It rang and rang with no answer. She sighed, walking to the kitchen and grabbing the kettle off the stove, filling it with water. She placed it on the burner, turning it on high and pacing around the kitchen. She hadn’t technically done anything wrong, she reminded herself. She was truly trying to do what she believed was best for the boy. She cared about Kyle more than anyone in her life, as much as if he were her own child.
Her phone rang loudly from the living room, causing her to startle. She rushed into the kitchen, her hands shaking as she picked up the receiver.
“Hello?” she whispered into the line.
“Izzy?” His voice told her he’d been asleep.
“Kyle, I’m sorry to wake you, sweetheart.”
“What is it, Iz?”
“Your mother was just here. It worked.”
“It did? What did you tell her?”
“Yes, they tracked your phone here. You were smart to leave it with me. I didn’t tell her anything. I made it seem like you hadn’t been here at all.”

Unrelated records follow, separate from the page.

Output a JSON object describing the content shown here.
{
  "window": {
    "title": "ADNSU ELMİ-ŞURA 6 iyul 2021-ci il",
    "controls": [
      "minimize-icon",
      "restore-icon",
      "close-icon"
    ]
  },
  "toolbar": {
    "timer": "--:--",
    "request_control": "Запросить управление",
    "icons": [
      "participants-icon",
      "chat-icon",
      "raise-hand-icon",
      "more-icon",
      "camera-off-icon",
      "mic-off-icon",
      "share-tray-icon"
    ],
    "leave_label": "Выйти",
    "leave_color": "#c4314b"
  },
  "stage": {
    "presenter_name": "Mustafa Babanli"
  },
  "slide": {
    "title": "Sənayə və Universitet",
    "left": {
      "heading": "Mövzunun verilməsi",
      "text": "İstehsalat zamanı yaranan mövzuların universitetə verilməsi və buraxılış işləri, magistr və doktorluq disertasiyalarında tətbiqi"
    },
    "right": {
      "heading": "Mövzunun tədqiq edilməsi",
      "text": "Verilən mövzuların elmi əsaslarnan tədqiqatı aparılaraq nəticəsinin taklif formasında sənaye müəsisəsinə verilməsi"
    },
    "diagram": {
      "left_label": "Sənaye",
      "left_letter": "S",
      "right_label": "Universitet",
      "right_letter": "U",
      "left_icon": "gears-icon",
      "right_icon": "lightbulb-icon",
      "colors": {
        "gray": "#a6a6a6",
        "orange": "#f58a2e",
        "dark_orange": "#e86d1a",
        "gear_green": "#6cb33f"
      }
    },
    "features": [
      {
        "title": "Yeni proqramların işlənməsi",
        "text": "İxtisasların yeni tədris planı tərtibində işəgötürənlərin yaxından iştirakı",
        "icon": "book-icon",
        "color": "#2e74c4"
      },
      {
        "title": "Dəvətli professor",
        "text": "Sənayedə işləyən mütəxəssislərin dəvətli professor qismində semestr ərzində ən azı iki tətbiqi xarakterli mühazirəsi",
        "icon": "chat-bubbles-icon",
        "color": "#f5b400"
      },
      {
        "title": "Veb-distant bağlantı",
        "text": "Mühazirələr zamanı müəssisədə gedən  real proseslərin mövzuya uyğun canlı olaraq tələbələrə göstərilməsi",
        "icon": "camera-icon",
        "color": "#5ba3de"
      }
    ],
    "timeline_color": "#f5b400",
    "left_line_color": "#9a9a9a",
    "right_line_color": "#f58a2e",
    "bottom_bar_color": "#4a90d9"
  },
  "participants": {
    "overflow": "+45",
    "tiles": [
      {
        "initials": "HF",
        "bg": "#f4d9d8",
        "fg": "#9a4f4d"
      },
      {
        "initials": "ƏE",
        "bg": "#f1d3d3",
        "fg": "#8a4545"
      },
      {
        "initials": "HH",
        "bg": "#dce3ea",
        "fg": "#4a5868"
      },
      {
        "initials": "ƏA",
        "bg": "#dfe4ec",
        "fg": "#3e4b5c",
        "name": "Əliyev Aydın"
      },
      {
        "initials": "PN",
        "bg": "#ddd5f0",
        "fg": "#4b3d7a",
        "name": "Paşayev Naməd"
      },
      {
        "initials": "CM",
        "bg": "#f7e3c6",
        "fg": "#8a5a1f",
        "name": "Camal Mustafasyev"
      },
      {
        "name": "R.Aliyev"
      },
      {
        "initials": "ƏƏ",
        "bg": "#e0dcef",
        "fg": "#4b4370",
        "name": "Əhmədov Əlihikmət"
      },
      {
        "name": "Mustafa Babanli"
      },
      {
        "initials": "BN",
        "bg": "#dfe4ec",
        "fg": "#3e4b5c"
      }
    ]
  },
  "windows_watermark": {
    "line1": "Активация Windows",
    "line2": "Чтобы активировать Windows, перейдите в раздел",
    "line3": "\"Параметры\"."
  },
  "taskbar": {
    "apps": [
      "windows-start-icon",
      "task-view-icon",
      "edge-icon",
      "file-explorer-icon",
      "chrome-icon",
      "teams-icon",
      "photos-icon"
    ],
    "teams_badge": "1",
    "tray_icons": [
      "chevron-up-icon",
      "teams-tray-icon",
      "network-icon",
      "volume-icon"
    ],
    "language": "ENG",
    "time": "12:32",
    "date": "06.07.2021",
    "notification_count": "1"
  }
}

“Did she believe you?” he asked.
“I think so,” she said honestly. “Maybe not completely, but I was convincing. I was on Broadway, you know,” she teased him.
“No, you weren’t,” he said in disbelief.
She laughed aloud. “Okay, you caught me. But I could’ve been.”
“How long ago did they leave?” he asked, changing the subject back to what mattered.
“Just a few moments ago, dear. I think she’s headed home. Did you make it there safely?”
“Yeah, I’m good,” he told her.
“You can’t stay long, sweet boy. She’s worried sick.”
“I know. I just…I don’t know how to face her right now, Izzy. I don’t want her to hate me.”
“My dear, she’s your mother. She could never hate you,” she said, though she wasn’t sure if that were entirely true under the circumstances.
“I wish that were true.”
“You just need to come home and talk to her. She will understand.”
“I don’t know that she will.”
“You’ll never know if you don’t talk to her, Kyle. I understand. I don’t love you any less.”
“You’re different, Izzy. You aren’t like her. You aren’t like Dad.”
“I’m only different because you think of me as different, my sweet. I love you just the same as they do.”
“I’ll come home,” he promised.
“Soon?” she asked.
“I won’t lie to your mother for long.”
“I know. I’m sorry I have to bring you into this.”
She cradled the phone as if she were holding his face, rubbing it gently. “Don’t apologize, Kyle. You’ve done nothing wrong. I will protect you as long as I live, you know that.”
“I know,” he said. “I just wish I could change everything.”
“You can’t change anything but the future, sweet boy. That’s just how life works.”
“It sucks sometimes,” he said, yawning.
“You should get some rest, m’dear,” she said kindly. “I’ll talk to you in the morning.”
“Take care, sweetheart. Sweet dreams. It’s going to get better.”
“Goodnight,” he said softly, just moments before the line went dead.
She placed the phone down, her heart full of sadness. There was nothing she wouldn’t do to take that boy’s pain away. She wished more than anything she could promise him that it would all be okay, though she knew that was a promise that wasn’t up to her.
She wiped a stray tear from her eye, jumping once again as the tea kettle began screaming from the kitchen. She raced in, grabbing it from the burner and cursing as the steam burned her wrist. She took a mug down from the cabinet, filled it, and placed a tea bag into the scalding water.
She turned around, throwing the tea down. “Christ!” she yelled.
“I think we need to talk,” he said, staring into her eyes. She hadn’t heard the door open, his footsteps muffled by the blaring of the tea kettle.
“How much did you hear?” she asked, not daring to move to clean up her tea.
“Everything,” Frank said, grabbing a towel from the back of a nearby chair and tossing it to her. “Now start explaining.”